WHO issued the warning on Friday as some of the European countries hardest hit by the COVID-19 pandemic are starting to see signs of slowing in infections.
“In the past week, we’ve seen a welcome slowing in some of the hardest-hit countries in Europe, like Spain, Italy, Germany and France,” WHO Director-General Tedros Adhanom Ghebreyesus told a regular press briefing.
As “some countries are already planning the transition out of stay-at-home restrictions,” the WHO chief warned that “lifting restrictions too quickly could lead to a deadly resurgence.” “The way down can be as dangerous as the way up if not managed properly,” he said.
The WHO chief stressed that decision of lifting restrictions should be made on the following conditions:
- That transmission is controlled;
- That sufficient public health and medical services are available;
- That outbreak risks in special settings like long-term care facilities are minimized;
- That preventive measures are in place in workplaces, schools and other places where it’s essential for people to go;
- That importation risks can be managed;
- That communities are fully aware and engaged in the transition.
Globally, 1.7million confirmed cases of COVID-19 have now been reported to the WHO, as well as more than 100,000 deaths. He underlined that the WHO is working with affected countries on strategies for gradually and safely easing restrictions.
Denmark is one of the countries planning to ease restriction. The Scandinavian country, has over 5,000 cases of coronavirus and a total of 237 fatalities. But it said it has seen deaths and hospital admissions stabilise in recent days. From Wednesday, it will reopen schools and day care centres.
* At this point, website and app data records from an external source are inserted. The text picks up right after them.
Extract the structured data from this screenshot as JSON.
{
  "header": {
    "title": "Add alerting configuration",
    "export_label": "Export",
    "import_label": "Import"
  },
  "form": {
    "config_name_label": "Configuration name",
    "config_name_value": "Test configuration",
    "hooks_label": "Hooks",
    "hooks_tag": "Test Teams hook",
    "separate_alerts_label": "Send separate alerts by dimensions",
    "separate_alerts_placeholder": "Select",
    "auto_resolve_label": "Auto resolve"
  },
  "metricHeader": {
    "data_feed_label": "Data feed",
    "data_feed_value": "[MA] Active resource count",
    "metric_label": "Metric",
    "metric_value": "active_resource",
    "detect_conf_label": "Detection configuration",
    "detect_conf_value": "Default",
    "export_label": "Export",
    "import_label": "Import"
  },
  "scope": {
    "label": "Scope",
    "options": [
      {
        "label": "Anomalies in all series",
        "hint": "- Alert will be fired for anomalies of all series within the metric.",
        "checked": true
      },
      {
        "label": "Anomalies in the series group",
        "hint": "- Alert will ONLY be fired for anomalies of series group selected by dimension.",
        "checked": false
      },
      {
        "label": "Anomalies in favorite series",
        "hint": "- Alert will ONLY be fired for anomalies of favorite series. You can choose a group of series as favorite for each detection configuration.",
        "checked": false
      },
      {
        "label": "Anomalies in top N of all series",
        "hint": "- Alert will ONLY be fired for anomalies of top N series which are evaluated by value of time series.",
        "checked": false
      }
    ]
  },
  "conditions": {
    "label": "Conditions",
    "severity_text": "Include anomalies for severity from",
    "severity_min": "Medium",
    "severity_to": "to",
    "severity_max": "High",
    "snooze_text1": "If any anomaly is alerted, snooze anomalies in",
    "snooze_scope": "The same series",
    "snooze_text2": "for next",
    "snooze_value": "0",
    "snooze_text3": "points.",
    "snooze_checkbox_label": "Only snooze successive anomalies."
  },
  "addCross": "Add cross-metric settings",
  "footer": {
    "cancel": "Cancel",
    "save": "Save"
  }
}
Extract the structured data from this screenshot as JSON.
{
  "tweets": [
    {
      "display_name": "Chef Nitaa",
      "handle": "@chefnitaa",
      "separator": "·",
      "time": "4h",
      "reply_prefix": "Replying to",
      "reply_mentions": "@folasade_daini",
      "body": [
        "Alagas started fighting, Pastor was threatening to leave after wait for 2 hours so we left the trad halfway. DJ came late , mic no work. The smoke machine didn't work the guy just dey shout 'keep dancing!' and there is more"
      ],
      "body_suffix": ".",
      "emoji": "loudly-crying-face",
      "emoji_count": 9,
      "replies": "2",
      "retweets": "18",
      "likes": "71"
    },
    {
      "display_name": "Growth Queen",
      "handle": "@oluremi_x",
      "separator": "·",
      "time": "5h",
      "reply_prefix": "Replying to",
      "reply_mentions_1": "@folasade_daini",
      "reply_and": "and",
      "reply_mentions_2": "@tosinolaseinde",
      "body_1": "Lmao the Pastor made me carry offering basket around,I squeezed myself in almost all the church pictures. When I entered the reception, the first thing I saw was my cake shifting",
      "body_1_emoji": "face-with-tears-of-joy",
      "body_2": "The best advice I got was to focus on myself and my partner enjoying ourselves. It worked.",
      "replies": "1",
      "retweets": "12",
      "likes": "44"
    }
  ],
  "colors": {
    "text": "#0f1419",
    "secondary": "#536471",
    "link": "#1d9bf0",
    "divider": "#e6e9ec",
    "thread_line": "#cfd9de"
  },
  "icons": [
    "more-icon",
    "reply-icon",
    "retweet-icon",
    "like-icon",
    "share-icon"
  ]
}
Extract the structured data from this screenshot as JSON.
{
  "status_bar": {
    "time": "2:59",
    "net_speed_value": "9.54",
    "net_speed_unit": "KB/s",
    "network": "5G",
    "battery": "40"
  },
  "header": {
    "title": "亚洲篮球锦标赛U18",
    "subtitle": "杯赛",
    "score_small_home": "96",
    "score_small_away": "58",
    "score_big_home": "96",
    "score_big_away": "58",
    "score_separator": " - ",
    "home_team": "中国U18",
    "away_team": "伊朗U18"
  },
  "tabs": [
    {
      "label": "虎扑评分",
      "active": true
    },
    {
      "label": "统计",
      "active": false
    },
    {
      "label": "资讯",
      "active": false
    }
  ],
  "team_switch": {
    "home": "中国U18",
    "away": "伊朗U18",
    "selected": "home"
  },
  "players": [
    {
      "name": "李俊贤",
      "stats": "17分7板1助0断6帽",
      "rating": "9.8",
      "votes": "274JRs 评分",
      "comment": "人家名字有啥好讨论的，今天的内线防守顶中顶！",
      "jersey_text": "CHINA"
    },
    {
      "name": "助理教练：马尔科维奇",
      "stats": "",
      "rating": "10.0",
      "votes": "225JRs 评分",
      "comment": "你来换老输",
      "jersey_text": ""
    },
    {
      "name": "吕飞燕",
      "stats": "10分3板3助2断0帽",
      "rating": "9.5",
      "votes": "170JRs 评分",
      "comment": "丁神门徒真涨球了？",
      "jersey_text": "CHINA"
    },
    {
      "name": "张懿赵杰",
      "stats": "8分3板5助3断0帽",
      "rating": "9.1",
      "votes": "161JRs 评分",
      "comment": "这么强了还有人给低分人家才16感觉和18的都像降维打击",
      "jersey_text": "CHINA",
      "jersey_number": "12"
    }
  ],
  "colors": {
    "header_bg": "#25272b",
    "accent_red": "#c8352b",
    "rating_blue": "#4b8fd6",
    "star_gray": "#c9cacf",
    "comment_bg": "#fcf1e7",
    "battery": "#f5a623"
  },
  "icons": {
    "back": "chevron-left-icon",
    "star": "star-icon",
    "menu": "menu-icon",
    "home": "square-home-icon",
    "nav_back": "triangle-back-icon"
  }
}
Remaining lockdown measures, such as the closure of bars, restaurants, shopping complexes and bans of public gatherings of more than 10 people, will stay in place for at least another month.